─── DATASET ───

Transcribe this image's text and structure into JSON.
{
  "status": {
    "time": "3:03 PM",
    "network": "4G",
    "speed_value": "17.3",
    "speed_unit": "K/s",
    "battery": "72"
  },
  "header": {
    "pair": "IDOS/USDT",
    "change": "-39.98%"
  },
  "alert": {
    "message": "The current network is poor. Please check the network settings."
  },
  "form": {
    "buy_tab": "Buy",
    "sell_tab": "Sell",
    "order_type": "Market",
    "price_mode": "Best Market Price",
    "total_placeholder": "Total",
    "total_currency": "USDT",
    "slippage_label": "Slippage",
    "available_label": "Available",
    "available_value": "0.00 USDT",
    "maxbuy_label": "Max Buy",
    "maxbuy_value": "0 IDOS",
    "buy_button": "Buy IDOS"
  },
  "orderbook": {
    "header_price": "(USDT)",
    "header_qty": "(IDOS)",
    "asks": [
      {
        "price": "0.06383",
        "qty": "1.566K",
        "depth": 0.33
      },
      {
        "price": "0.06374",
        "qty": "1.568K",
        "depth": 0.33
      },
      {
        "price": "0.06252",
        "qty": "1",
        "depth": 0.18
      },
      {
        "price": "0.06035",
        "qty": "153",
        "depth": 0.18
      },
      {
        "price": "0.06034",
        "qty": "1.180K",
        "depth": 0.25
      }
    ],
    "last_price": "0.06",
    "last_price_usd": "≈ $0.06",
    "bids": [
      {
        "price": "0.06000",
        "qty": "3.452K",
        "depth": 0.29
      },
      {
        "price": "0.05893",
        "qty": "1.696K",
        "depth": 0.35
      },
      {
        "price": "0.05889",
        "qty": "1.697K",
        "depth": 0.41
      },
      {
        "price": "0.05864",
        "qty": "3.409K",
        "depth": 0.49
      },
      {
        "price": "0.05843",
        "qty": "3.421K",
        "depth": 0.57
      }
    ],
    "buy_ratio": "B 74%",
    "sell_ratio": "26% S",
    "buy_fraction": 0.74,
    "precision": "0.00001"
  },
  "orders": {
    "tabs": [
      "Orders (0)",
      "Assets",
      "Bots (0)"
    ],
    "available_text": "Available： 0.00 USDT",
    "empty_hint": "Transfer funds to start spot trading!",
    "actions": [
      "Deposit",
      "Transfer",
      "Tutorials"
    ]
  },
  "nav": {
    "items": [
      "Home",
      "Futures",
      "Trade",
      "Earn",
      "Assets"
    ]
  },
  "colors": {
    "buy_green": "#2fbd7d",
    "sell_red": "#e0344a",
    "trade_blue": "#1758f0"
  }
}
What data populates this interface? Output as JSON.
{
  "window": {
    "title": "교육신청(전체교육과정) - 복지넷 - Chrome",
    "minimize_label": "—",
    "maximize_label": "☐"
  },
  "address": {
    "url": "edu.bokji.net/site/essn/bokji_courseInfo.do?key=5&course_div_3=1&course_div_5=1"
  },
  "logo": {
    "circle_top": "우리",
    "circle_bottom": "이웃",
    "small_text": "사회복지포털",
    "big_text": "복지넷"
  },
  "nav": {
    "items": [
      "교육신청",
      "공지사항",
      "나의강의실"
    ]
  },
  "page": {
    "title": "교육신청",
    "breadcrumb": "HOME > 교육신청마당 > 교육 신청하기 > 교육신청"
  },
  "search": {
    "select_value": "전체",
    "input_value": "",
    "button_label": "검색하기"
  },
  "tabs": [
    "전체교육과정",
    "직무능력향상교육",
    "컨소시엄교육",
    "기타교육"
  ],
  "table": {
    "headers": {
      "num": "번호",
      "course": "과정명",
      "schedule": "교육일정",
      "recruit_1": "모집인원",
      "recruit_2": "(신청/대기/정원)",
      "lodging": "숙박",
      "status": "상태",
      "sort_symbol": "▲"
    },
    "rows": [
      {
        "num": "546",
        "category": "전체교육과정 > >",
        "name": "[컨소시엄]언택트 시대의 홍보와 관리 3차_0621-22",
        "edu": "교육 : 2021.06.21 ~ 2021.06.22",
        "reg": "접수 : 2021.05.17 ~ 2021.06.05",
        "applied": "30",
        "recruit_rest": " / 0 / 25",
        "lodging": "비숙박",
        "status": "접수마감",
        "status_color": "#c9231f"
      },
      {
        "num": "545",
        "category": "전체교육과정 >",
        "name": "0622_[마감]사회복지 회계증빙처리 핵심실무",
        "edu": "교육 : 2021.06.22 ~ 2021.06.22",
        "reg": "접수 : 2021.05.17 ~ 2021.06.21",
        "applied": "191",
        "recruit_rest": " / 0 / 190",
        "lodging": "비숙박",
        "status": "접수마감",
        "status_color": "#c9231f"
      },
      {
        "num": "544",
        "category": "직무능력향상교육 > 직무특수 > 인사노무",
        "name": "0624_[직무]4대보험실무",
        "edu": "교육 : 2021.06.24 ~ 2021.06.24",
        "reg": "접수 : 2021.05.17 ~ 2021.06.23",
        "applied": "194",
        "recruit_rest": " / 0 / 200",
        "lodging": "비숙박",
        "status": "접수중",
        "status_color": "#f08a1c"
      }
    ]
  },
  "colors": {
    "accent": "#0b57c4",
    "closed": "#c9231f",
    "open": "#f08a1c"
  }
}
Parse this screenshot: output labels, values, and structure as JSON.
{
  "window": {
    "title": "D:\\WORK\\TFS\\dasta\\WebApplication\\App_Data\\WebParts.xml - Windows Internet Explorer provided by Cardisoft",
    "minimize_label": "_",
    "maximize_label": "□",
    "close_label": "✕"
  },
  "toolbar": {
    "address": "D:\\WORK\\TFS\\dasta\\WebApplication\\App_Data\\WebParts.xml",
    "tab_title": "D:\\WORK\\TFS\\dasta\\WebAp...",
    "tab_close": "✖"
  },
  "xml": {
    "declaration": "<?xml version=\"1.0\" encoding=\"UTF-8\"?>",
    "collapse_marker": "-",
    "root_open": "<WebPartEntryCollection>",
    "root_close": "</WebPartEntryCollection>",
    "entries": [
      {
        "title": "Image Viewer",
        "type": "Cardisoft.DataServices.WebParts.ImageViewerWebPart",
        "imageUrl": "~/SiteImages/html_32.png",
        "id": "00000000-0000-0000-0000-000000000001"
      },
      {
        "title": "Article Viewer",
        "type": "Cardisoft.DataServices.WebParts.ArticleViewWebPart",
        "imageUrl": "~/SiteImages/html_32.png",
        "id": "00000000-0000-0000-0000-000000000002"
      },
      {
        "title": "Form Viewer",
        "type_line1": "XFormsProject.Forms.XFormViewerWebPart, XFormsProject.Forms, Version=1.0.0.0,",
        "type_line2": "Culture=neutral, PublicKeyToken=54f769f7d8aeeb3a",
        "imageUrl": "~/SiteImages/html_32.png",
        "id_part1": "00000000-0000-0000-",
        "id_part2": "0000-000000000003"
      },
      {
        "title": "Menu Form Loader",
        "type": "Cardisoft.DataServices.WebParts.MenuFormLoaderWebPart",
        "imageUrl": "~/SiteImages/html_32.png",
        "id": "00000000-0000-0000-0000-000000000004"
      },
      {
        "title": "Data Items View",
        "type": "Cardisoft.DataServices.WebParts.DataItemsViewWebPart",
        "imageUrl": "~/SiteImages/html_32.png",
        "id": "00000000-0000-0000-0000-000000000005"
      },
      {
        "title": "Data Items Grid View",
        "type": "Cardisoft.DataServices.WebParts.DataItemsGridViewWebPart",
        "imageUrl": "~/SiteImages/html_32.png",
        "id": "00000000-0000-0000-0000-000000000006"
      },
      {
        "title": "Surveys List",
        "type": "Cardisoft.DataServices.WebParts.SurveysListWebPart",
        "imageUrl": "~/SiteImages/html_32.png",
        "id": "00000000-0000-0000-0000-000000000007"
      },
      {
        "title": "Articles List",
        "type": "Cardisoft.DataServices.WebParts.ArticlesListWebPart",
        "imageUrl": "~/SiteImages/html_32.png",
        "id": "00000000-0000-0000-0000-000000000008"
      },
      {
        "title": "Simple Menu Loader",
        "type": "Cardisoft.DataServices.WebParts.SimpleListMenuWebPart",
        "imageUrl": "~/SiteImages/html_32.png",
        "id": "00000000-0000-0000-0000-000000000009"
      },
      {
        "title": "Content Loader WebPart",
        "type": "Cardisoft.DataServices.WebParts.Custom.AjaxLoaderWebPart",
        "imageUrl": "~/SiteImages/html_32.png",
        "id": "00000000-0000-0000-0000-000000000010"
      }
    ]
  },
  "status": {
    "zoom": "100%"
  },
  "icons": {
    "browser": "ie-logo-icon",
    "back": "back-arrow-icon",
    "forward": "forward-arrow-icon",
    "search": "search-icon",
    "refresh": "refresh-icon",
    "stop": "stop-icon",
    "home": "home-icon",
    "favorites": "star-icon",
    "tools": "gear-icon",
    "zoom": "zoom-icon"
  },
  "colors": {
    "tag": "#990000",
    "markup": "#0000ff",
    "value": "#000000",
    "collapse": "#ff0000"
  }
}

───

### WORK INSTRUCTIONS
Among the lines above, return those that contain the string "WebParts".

### TASK RESPONSE
    "title": "D:\\WORK\\TFS\\dasta\\WebApplication\\App_Data\\WebParts.xml - Windows Internet Explorer provided by Cardisoft",
    "address": "D:\\WORK\\TFS\\dasta\\WebApplication\\App_Data\\WebParts.xml",
        "type": "Cardisoft.DataServices.WebParts.ImageViewerWebPart",
        "type": "Cardisoft.DataServices.WebParts.ArticleViewWebPart",
        "type": "Cardisoft.DataServices.WebParts.MenuFormLoaderWebPart",
        "type": "Cardisoft.DataServices.WebParts.DataItemsViewWebPart",
        "type": "Cardisoft.DataServices.WebParts.DataItemsGridViewWebPart",
        "type": "Cardisoft.DataServices.WebParts.SurveysListWebPart",
        "type": "Cardisoft.DataServices.WebParts.ArticlesListWebPart",
        "type": "Cardisoft.DataServices.WebParts.SimpleListMenuWebPart",
        "type": "Cardisoft.DataServices.WebParts.Custom.AjaxLoaderWebPart",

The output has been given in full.